Before you reproduce the entries that follow, strip out any image they contain and keep the rest exact.
───── THE DATA
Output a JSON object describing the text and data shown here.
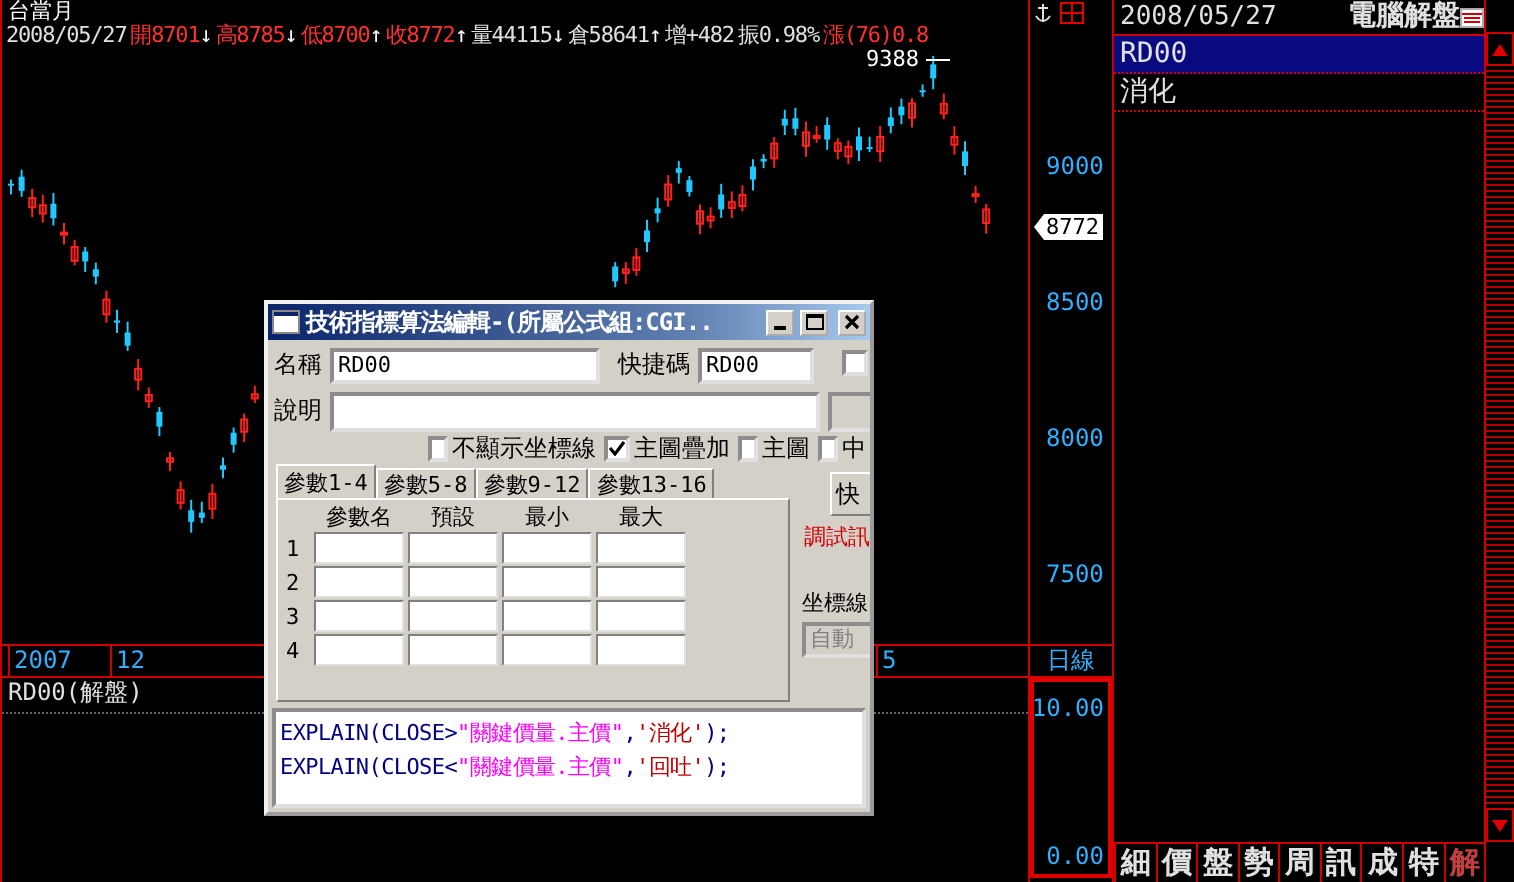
{
  "chart": {
    "title": "台當月",
    "quote": [
      {
        "text": "2008/05/27",
        "highlighted": false
      },
      {
        "text": "開8701",
        "highlighted": true,
        "arrow": "↓"
      },
      {
        "text": "高8785",
        "highlighted": true,
        "arrow": "↓"
      },
      {
        "text": "低8700",
        "highlighted": true,
        "arrow": "↑"
      },
      {
        "text": "收8772",
        "highlighted": true,
        "arrow": "↑"
      },
      {
        "text": "量44115",
        "highlighted": false,
        "arrow": "↓"
      },
      {
        "text": "倉58641",
        "highlighted": false,
        "arrow": "↑"
      },
      {
        "text": "增+482",
        "highlighted": false
      },
      {
        "text": "振0.98%",
        "highlighted": false
      },
      {
        "text": "漲(76)0.8",
        "highlighted": true
      }
    ],
    "high_label": "9388",
    "price_ticks": [
      "9000",
      "8500",
      "8000",
      "7500"
    ],
    "last_price": "8772",
    "date_labels": [
      "2007",
      "12",
      "5"
    ],
    "period": "日線"
  },
  "indicator": {
    "title": "RD00(解盤)",
    "ticks": [
      "10.00",
      "0.00"
    ]
  },
  "side_panel": {
    "date": "2008/05/27",
    "title": "電腦解盤",
    "items": [
      {
        "label": "RD00",
        "selected": true
      },
      {
        "label": "消化",
        "selected": false
      }
    ],
    "tabs": [
      {
        "label": "細",
        "selected": false
      },
      {
        "label": "價",
        "selected": false
      },
      {
        "label": "盤",
        "selected": false
      },
      {
        "label": "勢",
        "selected": false
      },
      {
        "label": "周",
        "selected": false
      },
      {
        "label": "訊",
        "selected": false
      },
      {
        "label": "成",
        "selected": false
      },
      {
        "label": "特",
        "selected": false
      },
      {
        "label": "解",
        "selected": true
      }
    ]
  },
  "dialog": {
    "title": "技術指標算法編輯-(所屬公式組:CGI..",
    "name_label": "名稱",
    "name_value": "RD00",
    "hotkey_label": "快捷碼",
    "hotkey_value": "RD00",
    "extra_checkbox": {
      "checked": false
    },
    "desc_label": "說明",
    "options": [
      {
        "label": "不顯示坐標線",
        "checked": false
      },
      {
        "label": "主圖疊加",
        "checked": true
      },
      {
        "label": "主圖",
        "checked": false
      },
      {
        "label": "中",
        "checked": false
      }
    ],
    "tabs": [
      {
        "label": "參數1-4",
        "selected": true
      },
      {
        "label": "參數5-8",
        "selected": false
      },
      {
        "label": "參數9-12",
        "selected": false
      },
      {
        "label": "參數13-16",
        "selected": false
      }
    ],
    "columns": [
      "參數名",
      "預設",
      "最小",
      "最大"
    ],
    "row_labels": [
      "1",
      "2",
      "3",
      "4"
    ],
    "side_button": "快",
    "debug_label": "調試訊",
    "axis_label": "坐標線",
    "axis_field": {
      "value": "自動",
      "disabled": true
    },
    "code_lines": [
      [
        {
          "text": "EXPLAIN(CLOSE>",
          "kind": "code"
        },
        {
          "text": "\"關鍵價量.主價\"",
          "kind": "string"
        },
        {
          "text": ",",
          "kind": "code"
        },
        {
          "text": "'消化'",
          "kind": "literal"
        },
        {
          "text": ");",
          "kind": "code"
        }
      ],
      [
        {
          "text": "EXPLAIN(CLOSE<",
          "kind": "code"
        },
        {
          "text": "\"關鍵價量.主價\"",
          "kind": "string"
        },
        {
          "text": ",",
          "kind": "code"
        },
        {
          "text": "'回吐'",
          "kind": "literal"
        },
        {
          "text": ");",
          "kind": "code"
        }
      ]
    ]
  }
}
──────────
» **EXERCISE ANSWER**
Output a JSON object describing the text and data shown here.
{
  "chart": {
    "title": "台當月",
    "quote": [
      {
        "text": "2008/05/27",
        "highlighted": false
      },
      {
        "text": "開8701",
        "highlighted": true,
        "arrow": "↓"
      },
      {
        "text": "高8785",
        "highlighted": true,
        "arrow": "↓"
      },
      {
        "text": "低8700",
        "highlighted": true,
        "arrow": "↑"
      },
      {
        "text": "收8772",
        "highlighted": true,
        "arrow": "↑"
      },
      {
        "text": "量44115",
        "highlighted": false,
        "arrow": "↓"
      },
      {
        "text": "倉58641",
        "highlighted": false,
        "arrow": "↑"
      },
      {
        "text": "增+482",
        "highlighted": false
      },
      {
        "text": "振0.98%",
        "highlighted": false
      },
      {
        "text": "漲(76)0.8",
        "highlighted": true
      }
    ],
    "high_label": "9388",
    "price_ticks": [
      "9000",
      "8500",
      "8000",
      "7500"
    ],
    "last_price": "8772",
    "date_labels": [
      "2007",
      "12",
      "5"
    ],
    "period": "日線"
  },
  "indicator": {
    "title": "RD00(解盤)",
    "ticks": [
      "10.00",
      "0.00"
    ]
  },
  "side_panel": {
    "date": "2008/05/27",
    "title": "電腦解盤",
    "items": [
      {
        "label": "RD00",
        "selected": true
      },
      {
        "label": "消化",
        "selected": false
      }
    ],
    "tabs": [
      {
        "label": "細",
        "selected": false
      },
      {
        "label": "價",
        "selected": false
      },
      {
        "label": "盤",
        "selected": false
      },
      {
        "label": "勢",
        "selected": false
      },
      {
        "label": "周",
        "selected": false
      },
      {
        "label": "訊",
        "selected": false
      },
      {
        "label": "成",
        "selected": false
      },
      {
        "label": "特",
        "selected": false
      },
      {
        "label": "解",
        "selected": true
      }
    ]
  },
  "dialog": {
    "title": "技術指標算法編輯-(所屬公式組:CGI..",
    "name_label": "名稱",
    "name_value": "RD00",
    "hotkey_label": "快捷碼",
    "hotkey_value": "RD00",
    "extra_checkbox": {
      "checked": false
    },
    "desc_label": "說明",
    "options": [
      {
        "label": "不顯示坐標線",
        "checked": false
      },
      {
        "label": "主圖疊加",
        "checked": true
      },
      {
        "label": "主圖",
        "checked": false
      },
      {
        "label": "中",
        "checked": false
      }
    ],
    "tabs": [
      {
        "label": "參數1-4",
        "selected": true
      },
      {
        "label": "參數5-8",
        "selected": false
      },
      {
        "label": "參數9-12",
        "selected": false
      },
      {
        "label": "參數13-16",
        "selected": false
      }
    ],
    "columns": [
      "參數名",
      "預設",
      "最小",
      "最大"
    ],
    "row_labels": [
      "1",
      "2",
      "3",
      "4"
    ],
    "side_button": "快",
    "debug_label": "調試訊",
    "axis_label": "坐標線",
    "axis_field": {
      "value": "自動",
      "disabled": true
    },
    "code_lines": [
      [
        {
          "text": "EXPLAIN(CLOSE>",
          "kind": "code"
        },
        {
          "text": "\"關鍵價量.主價\"",
          "kind": "string"
        },
        {
          "text": ",",
          "kind": "code"
        },
        {
          "text": "'消化'",
          "kind": "literal"
        },
        {
          "text": ");",
          "kind": "code"
        }
      ],
      [
        {
          "text": "EXPLAIN(CLOSE<",
          "kind": "code"
        },
        {
          "text": "\"關鍵價量.主價\"",
          "kind": "string"
        },
        {
          "text": ",",
          "kind": "code"
        },
        {
          "text": "'回吐'",
          "kind": "literal"
        },
        {
          "text": ");",
          "kind": "code"
        }
      ]
    ]
  }
}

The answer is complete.